*YOUR ASSIGNMENT*:
Keep the wording of each record exactly the same when you repeat it, and leave out pictures.

*SUPPLIED INFORMATION*:
========================================================================
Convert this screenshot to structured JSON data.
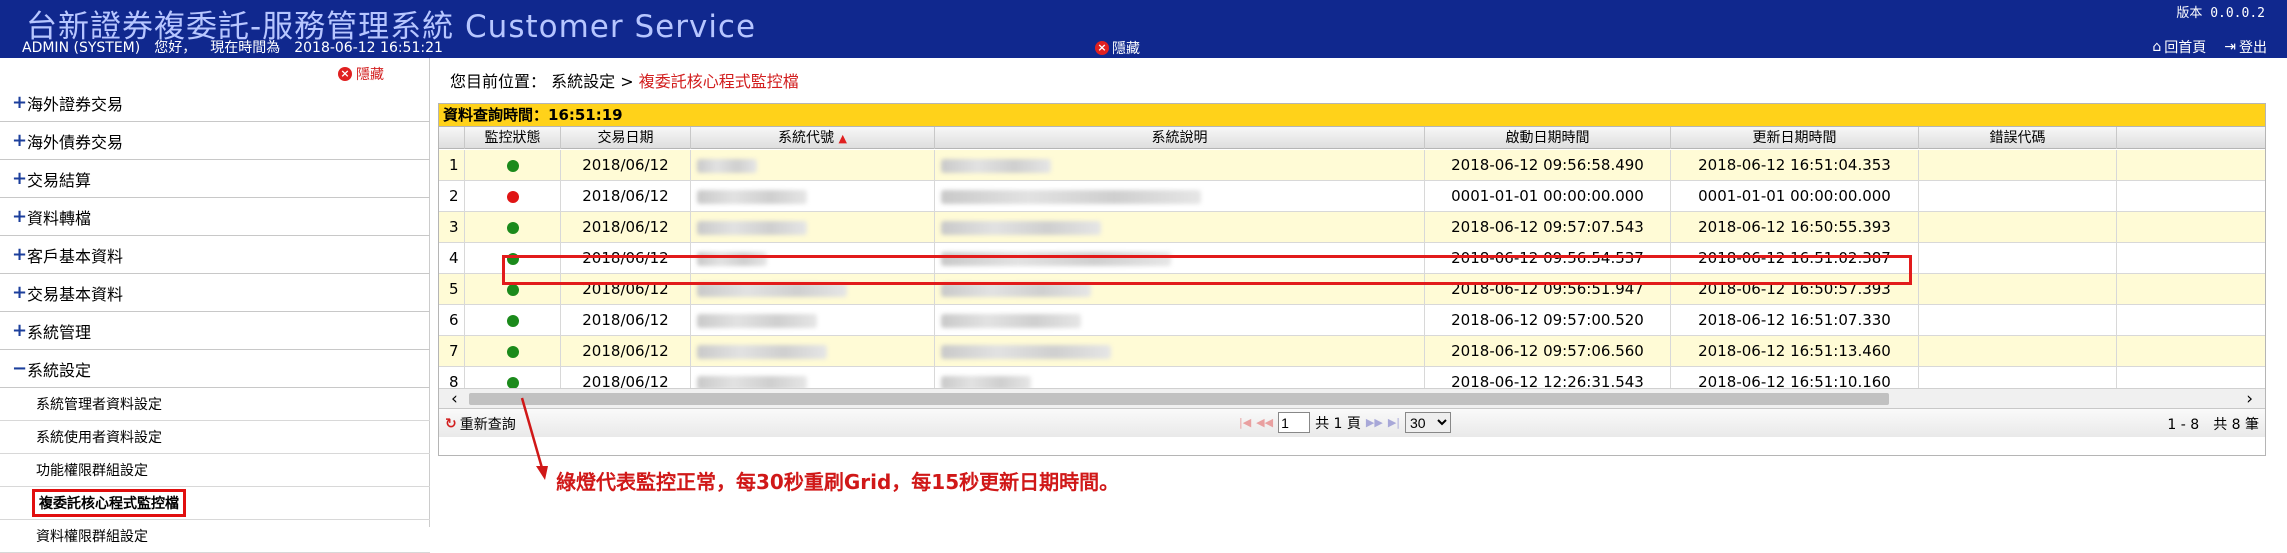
{
  "header": {
    "title": "台新證券複委託-服務管理系統 Customer Service",
    "user": "ADMIN (SYSTEM)",
    "greeting": "您好，",
    "time_label": "現在時間為",
    "time": "2018-06-12 16:51:21",
    "version": "版本 0.0.0.2",
    "hide": "隱藏",
    "home": "回首頁",
    "logout": "登出"
  },
  "sidebar": {
    "hide": "隱藏",
    "menus": [
      {
        "pm": "+",
        "label": "海外證券交易"
      },
      {
        "pm": "+",
        "label": "海外債券交易"
      },
      {
        "pm": "+",
        "label": "交易結算"
      },
      {
        "pm": "+",
        "label": "資料轉檔"
      },
      {
        "pm": "+",
        "label": "客戶基本資料"
      },
      {
        "pm": "+",
        "label": "交易基本資料"
      },
      {
        "pm": "+",
        "label": "系統管理"
      },
      {
        "pm": "−",
        "label": "系統設定"
      }
    ],
    "subs": [
      {
        "label": "系統管理者資料設定"
      },
      {
        "label": "系統使用者資料設定"
      },
      {
        "label": "功能權限群組設定"
      },
      {
        "label": "複委託核心程式監控檔"
      },
      {
        "label": "資料權限群組設定"
      }
    ]
  },
  "breadcrumb": {
    "prefix": "您目前位置：",
    "parent": "系統設定 >",
    "current": "複委託核心程式監控檔"
  },
  "grid": {
    "query_time": "資料查詢時間：16:51:19",
    "headers": [
      "監控狀態",
      "交易日期",
      "系統代號",
      "系統說明",
      "啟動日期時間",
      "更新日期時間",
      "錯誤代碼"
    ],
    "colors": {
      "green": "#1b8a1b",
      "red": "#e01515"
    },
    "rows": [
      {
        "n": "1",
        "status": "green",
        "date": "2018/06/12",
        "start": "2018-06-12 09:56:58.490",
        "update": "2018-06-12 16:51:04.353"
      },
      {
        "n": "2",
        "status": "red",
        "date": "2018/06/12",
        "start": "0001-01-01 00:00:00.000",
        "update": "0001-01-01 00:00:00.000"
      },
      {
        "n": "3",
        "status": "green",
        "date": "2018/06/12",
        "start": "2018-06-12 09:57:07.543",
        "update": "2018-06-12 16:50:55.393"
      },
      {
        "n": "4",
        "status": "green",
        "date": "2018/06/12",
        "start": "2018-06-12 09:56:54.537",
        "update": "2018-06-12 16:51:02.387"
      },
      {
        "n": "5",
        "status": "green",
        "date": "2018/06/12",
        "start": "2018-06-12 09:56:51.947",
        "update": "2018-06-12 16:50:57.393"
      },
      {
        "n": "6",
        "status": "green",
        "date": "2018/06/12",
        "start": "2018-06-12 09:57:00.520",
        "update": "2018-06-12 16:51:07.330"
      },
      {
        "n": "7",
        "status": "green",
        "date": "2018/06/12",
        "start": "2018-06-12 09:57:06.560",
        "update": "2018-06-12 16:51:13.460"
      },
      {
        "n": "8",
        "status": "green",
        "date": "2018/06/12",
        "start": "2018-06-12 12:26:31.543",
        "update": "2018-06-12 16:51:10.160"
      }
    ]
  },
  "pager": {
    "refresh": "重新查詢",
    "page": "1",
    "total_pages": "共 1 頁",
    "page_size": "30",
    "range": "1 - 8　共 8 筆"
  },
  "note": "綠燈代表監控正常，每30秒重刷Grid，每15秒更新日期時間。"
}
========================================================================
*OUTPUT*:
Convert this screenshot to structured JSON data.
{
  "header": {
    "title": "台新證券複委託-服務管理系統 Customer Service",
    "user": "ADMIN (SYSTEM)",
    "greeting": "您好，",
    "time_label": "現在時間為",
    "time": "2018-06-12 16:51:21",
    "version": "版本 0.0.0.2",
    "hide": "隱藏",
    "home": "回首頁",
    "logout": "登出"
  },
  "sidebar": {
    "hide": "隱藏",
    "menus": [
      {
        "pm": "+",
        "label": "海外證券交易"
      },
      {
        "pm": "+",
        "label": "海外債券交易"
      },
      {
        "pm": "+",
        "label": "交易結算"
      },
      {
        "pm": "+",
        "label": "資料轉檔"
      },
      {
        "pm": "+",
        "label": "客戶基本資料"
      },
      {
        "pm": "+",
        "label": "交易基本資料"
      },
      {
        "pm": "+",
        "label": "系統管理"
      },
      {
        "pm": "−",
        "label": "系統設定"
      }
    ],
    "subs": [
      {
        "label": "系統管理者資料設定"
      },
      {
        "label": "系統使用者資料設定"
      },
      {
        "label": "功能權限群組設定"
      },
      {
        "label": "複委託核心程式監控檔"
      },
      {
        "label": "資料權限群組設定"
      }
    ]
  },
  "breadcrumb": {
    "prefix": "您目前位置：",
    "parent": "系統設定 >",
    "current": "複委託核心程式監控檔"
  },
  "grid": {
    "query_time": "資料查詢時間：16:51:19",
    "headers": [
      "監控狀態",
      "交易日期",
      "系統代號",
      "系統說明",
      "啟動日期時間",
      "更新日期時間",
      "錯誤代碼"
    ],
    "colors": {
      "green": "#1b8a1b",
      "red": "#e01515"
    },
    "rows": [
      {
        "n": "1",
        "status": "green",
        "date": "2018/06/12",
        "start": "2018-06-12 09:56:58.490",
        "update": "2018-06-12 16:51:04.353"
      },
      {
        "n": "2",
        "status": "red",
        "date": "2018/06/12",
        "start": "0001-01-01 00:00:00.000",
        "update": "0001-01-01 00:00:00.000"
      },
      {
        "n": "3",
        "status": "green",
        "date": "2018/06/12",
        "start": "2018-06-12 09:57:07.543",
        "update": "2018-06-12 16:50:55.393"
      },
      {
        "n": "4",
        "status": "green",
        "date": "2018/06/12",
        "start": "2018-06-12 09:56:54.537",
        "update": "2018-06-12 16:51:02.387"
      },
      {
        "n": "5",
        "status": "green",
        "date": "2018/06/12",
        "start": "2018-06-12 09:56:51.947",
        "update": "2018-06-12 16:50:57.393"
      },
      {
        "n": "6",
        "status": "green",
        "date": "2018/06/12",
        "start": "2018-06-12 09:57:00.520",
        "update": "2018-06-12 16:51:07.330"
      },
      {
        "n": "7",
        "status": "green",
        "date": "2018/06/12",
        "start": "2018-06-12 09:57:06.560",
        "update": "2018-06-12 16:51:13.460"
      },
      {
        "n": "8",
        "status": "green",
        "date": "2018/06/12",
        "start": "2018-06-12 12:26:31.543",
        "update": "2018-06-12 16:51:10.160"
      }
    ]
  },
  "pager": {
    "refresh": "重新查詢",
    "page": "1",
    "total_pages": "共 1 頁",
    "page_size": "30",
    "range": "1 - 8　共 8 筆"
  },
  "note": "綠燈代表監控正常，每30秒重刷Grid，每15秒更新日期時間。"
}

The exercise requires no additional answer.